··· Exercise inputs ···

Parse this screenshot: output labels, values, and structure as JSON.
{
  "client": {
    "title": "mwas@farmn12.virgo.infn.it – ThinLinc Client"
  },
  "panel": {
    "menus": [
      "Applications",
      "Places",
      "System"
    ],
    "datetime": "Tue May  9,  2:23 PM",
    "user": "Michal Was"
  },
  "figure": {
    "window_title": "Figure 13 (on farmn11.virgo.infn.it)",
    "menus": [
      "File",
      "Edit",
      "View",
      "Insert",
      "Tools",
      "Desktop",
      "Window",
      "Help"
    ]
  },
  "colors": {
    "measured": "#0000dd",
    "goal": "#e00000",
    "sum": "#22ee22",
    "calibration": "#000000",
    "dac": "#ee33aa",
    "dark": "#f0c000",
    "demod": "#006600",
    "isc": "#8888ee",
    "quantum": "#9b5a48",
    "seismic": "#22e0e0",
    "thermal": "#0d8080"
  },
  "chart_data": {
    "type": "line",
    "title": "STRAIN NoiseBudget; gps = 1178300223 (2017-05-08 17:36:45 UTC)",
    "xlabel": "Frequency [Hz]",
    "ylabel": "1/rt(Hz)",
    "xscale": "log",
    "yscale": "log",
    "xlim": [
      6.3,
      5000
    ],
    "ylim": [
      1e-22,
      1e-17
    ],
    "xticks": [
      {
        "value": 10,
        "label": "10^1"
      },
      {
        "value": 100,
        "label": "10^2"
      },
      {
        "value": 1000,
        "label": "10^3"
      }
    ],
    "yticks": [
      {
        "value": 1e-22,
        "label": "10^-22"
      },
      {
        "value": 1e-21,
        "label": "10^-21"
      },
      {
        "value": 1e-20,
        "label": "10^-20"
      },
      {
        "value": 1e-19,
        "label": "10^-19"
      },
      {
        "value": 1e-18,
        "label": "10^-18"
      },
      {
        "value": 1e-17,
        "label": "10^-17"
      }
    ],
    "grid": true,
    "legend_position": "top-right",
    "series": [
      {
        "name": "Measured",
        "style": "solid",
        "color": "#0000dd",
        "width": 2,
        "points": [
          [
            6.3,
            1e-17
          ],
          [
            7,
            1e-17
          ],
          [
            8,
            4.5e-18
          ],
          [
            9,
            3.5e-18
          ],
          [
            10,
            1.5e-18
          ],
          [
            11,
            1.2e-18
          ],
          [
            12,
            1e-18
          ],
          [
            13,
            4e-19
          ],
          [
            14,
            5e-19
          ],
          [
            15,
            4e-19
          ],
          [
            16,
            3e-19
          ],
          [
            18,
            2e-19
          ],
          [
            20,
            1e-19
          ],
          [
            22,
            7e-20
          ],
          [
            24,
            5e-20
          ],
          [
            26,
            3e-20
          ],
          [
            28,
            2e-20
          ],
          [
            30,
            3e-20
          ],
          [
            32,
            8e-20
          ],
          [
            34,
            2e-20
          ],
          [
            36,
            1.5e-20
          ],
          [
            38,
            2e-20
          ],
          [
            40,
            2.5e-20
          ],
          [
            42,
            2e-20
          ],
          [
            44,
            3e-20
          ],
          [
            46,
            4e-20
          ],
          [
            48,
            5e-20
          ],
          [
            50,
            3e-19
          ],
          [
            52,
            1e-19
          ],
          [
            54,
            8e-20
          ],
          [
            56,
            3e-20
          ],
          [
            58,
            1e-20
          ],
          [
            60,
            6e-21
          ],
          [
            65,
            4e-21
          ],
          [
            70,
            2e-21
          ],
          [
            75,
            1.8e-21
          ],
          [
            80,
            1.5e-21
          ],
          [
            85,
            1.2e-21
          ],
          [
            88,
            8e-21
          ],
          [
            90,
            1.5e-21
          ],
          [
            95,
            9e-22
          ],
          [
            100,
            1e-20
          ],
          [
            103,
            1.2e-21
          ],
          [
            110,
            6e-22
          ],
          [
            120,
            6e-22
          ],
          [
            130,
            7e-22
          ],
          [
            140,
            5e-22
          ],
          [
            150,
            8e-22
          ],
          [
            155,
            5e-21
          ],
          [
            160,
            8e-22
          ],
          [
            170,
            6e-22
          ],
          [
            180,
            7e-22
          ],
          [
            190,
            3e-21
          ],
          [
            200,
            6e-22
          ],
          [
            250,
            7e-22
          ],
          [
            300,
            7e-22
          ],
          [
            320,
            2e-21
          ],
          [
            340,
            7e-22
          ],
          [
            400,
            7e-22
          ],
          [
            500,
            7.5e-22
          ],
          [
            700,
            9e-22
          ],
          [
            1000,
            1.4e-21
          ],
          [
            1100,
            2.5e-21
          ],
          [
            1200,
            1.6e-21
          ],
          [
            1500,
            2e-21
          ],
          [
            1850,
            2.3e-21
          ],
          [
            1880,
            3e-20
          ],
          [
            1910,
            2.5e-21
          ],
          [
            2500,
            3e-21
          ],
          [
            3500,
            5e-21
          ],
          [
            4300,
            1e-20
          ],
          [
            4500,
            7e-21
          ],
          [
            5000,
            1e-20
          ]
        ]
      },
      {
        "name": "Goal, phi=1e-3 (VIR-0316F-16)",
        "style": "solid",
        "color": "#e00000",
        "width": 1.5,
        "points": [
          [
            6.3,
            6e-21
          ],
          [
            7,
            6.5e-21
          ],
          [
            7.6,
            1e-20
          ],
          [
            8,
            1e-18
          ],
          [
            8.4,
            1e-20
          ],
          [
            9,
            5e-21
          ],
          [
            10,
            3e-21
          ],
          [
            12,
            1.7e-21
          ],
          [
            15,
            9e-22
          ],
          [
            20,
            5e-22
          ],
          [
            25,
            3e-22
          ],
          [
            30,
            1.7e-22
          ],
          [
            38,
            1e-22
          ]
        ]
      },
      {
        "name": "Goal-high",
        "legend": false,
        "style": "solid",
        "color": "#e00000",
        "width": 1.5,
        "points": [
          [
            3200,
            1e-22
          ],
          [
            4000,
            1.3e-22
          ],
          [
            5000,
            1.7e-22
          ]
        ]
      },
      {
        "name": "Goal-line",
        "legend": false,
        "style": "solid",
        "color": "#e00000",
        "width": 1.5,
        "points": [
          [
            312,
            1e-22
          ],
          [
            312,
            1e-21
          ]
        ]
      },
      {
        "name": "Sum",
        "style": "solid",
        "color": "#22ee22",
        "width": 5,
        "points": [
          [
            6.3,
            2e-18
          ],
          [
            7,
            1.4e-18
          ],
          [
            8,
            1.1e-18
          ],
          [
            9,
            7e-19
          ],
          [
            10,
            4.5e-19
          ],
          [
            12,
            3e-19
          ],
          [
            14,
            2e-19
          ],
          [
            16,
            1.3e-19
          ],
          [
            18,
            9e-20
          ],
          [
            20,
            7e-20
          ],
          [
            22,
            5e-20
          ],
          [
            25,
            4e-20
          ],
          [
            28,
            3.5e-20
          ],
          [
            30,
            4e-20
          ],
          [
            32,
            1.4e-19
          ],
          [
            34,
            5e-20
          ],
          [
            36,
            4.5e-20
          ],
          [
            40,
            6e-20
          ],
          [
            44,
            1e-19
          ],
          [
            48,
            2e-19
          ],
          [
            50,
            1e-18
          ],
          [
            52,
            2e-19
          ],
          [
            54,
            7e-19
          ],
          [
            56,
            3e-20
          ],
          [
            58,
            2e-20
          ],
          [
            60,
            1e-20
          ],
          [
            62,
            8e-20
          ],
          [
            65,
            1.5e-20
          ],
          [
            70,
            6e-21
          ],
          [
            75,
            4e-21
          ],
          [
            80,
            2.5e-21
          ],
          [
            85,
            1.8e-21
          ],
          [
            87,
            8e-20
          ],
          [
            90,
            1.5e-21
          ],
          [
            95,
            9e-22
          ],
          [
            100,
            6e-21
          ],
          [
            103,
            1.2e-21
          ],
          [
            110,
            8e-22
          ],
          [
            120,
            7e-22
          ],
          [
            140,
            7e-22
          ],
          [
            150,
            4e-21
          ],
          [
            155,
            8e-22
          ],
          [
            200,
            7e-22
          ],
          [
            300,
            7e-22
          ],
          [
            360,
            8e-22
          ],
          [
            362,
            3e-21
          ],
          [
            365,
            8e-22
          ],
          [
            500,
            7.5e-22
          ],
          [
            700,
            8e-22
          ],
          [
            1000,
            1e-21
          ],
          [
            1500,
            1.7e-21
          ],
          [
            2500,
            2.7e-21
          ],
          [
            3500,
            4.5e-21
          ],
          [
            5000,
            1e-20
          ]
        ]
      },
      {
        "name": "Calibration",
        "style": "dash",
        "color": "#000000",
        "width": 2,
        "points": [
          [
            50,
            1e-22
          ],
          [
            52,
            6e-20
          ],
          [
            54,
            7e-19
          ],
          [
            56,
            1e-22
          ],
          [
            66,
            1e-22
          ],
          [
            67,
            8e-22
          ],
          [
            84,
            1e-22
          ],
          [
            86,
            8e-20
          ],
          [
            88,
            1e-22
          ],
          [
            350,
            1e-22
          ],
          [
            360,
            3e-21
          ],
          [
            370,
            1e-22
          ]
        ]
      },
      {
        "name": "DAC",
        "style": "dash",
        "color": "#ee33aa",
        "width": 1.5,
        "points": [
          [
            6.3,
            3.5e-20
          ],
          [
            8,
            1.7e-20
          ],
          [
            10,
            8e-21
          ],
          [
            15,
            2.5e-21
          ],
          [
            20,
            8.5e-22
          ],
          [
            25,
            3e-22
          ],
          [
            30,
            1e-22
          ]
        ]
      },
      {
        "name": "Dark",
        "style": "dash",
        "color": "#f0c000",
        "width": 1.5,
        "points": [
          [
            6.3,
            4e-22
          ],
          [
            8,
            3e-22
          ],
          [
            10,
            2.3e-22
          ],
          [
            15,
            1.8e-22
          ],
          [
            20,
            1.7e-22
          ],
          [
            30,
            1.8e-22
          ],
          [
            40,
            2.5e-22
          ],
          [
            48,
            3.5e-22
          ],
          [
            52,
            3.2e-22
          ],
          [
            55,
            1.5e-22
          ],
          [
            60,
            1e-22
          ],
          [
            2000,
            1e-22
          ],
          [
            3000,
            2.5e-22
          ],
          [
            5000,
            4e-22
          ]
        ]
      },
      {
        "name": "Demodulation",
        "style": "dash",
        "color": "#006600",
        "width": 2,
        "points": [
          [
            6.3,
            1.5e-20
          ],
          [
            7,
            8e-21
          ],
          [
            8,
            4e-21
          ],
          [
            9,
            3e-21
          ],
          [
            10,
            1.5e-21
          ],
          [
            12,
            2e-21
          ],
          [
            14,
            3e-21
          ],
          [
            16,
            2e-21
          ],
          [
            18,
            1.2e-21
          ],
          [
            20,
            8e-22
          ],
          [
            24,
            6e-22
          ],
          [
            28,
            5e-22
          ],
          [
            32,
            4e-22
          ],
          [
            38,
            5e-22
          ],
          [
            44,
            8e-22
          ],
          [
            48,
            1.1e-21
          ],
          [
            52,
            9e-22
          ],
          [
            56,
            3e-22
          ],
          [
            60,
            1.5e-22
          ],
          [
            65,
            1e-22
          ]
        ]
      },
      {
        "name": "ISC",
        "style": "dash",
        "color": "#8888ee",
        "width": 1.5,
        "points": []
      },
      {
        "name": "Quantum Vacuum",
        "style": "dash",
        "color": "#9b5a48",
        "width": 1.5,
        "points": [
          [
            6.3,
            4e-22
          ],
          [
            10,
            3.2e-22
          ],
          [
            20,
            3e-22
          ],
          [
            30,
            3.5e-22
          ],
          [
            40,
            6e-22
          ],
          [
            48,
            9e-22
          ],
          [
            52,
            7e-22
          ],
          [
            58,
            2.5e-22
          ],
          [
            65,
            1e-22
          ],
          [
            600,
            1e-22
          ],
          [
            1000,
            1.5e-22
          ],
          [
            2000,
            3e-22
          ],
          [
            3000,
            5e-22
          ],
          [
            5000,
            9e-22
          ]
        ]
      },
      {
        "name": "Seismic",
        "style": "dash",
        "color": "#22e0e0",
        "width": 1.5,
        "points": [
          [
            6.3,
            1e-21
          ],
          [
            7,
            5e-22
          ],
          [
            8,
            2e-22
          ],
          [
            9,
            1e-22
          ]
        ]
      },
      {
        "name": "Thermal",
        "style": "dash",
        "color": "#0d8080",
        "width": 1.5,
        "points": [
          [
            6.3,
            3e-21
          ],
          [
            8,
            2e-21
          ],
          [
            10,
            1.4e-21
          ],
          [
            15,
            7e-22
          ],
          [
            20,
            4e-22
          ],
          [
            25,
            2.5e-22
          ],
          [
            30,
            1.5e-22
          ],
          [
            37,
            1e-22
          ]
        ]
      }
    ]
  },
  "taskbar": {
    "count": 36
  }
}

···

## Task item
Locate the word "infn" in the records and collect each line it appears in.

## Exercise solution
    "title": "mwas@farmn12.virgo.infn.it – ThinLinc Client"
    "window_title": "Figure 13 (on farmn11.virgo.infn.it)",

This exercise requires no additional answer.